BEGIN Extracted data

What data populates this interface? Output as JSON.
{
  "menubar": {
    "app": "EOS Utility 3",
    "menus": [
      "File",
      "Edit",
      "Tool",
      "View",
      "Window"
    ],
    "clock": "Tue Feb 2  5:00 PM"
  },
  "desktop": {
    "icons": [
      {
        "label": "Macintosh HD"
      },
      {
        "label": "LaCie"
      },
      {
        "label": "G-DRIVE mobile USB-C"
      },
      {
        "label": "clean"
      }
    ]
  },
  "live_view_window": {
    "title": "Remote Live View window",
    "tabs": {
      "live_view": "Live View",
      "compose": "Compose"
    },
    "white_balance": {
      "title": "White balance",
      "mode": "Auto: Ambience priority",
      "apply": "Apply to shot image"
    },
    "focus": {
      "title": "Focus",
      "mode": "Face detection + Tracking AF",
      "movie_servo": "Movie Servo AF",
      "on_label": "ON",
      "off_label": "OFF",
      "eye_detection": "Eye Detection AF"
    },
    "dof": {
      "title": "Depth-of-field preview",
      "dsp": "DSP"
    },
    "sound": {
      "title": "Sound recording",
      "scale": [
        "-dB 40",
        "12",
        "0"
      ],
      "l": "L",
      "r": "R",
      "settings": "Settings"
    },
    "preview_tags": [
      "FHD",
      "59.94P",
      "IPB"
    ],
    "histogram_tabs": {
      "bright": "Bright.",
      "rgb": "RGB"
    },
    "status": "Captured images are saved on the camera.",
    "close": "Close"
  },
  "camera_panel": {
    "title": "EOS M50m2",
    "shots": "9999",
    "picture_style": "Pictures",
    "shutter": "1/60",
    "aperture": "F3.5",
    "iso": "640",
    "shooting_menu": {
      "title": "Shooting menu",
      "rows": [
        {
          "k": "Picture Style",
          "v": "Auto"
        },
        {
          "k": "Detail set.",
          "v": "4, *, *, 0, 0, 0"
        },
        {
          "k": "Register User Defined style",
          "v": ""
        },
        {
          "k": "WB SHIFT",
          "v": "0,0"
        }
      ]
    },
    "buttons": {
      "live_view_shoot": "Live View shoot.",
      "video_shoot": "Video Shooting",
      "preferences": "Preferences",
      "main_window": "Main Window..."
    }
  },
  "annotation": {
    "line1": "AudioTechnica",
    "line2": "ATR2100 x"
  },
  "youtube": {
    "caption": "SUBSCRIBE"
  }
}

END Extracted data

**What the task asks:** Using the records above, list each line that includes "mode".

**Solution:**
      "mode": "Auto: Ambience priority",
      "mode": "Face detection + Tracking AF",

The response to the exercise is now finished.